Miller works with his squad of soldiers: Private Richard Reiben (Edward Burns), Technical Sergeant Mike Horvath (Tom Sizemore), Private Adrian Caparzo (Vin Diesel), Medic Irwin Wade (Giovanni Ribisi), and three others in order to accomplish the mission, going through enemy lines and risking their lives in the process. 

The pacing of the film is excellent; while being almost three hours long, “Saving Private Ryan” never feels too drawn out like a lot of movies with the same length. Every scene has a purpose, whether it’s to expand on the characters or progress the story. 

The character writing is also fantastic with every member of Miller’s squad, especially Miller himself, being fleshed out and realistic. There’s a nice familial bond that forms between all of them by the end of the film.

“Saving Private Ryan” did a great job of emphasizing the little things. Even though these are hardcore soldiers who are trained in the extremity of war, they’re still people who are scared, and people who want to make it out of this alive no matter what. One of the ways Spielberg showed this was through Miller himself, where the film focuses a lot on his hands involuntarily shaking.

“Tom [Hanks] was the adult in the story,” Spielberg stated, “Tom has played adults and sometimes as an adult he’s played a kid. In this case, he brought something to the movie that I hadn’t seen Tom bring to any other movie before, and that was a stillness. I felt safe around him; I felt safe around his character. So when his handshakes — and we played that handshaking a lot — it was meant to discombobulate the audience.”
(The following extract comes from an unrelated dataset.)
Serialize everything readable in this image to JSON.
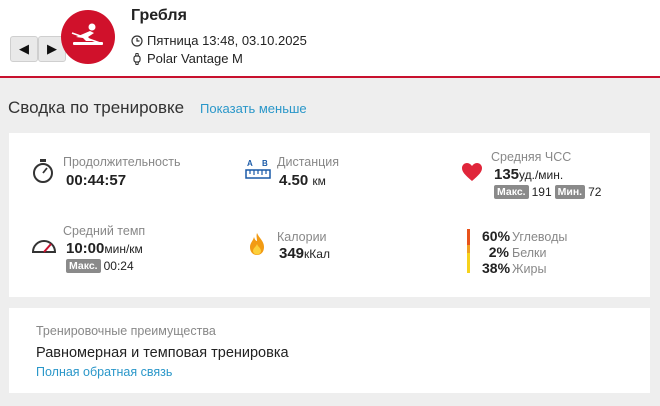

Reception-wise, the film reached massive success in the box office, making about $482.3 million in total. “Saving Private Ryan” is known as one of the most iconic war films to date, which is absolutely deserved. It’s one of those films that everyone needs to experience. 

“In my opinion, Saving Private Ryan is an absolute masterpiece,” Hills junior Sara Galbraith says, “and one of the best war movies I’ve ever seen. Steven Spielberg’s direction is fantastic, and I love how he made a movie that refuses to shy away from any of the gritty, disgusting details of war. It’s a fantastic anti-war film, and one I would recommend to anybody.”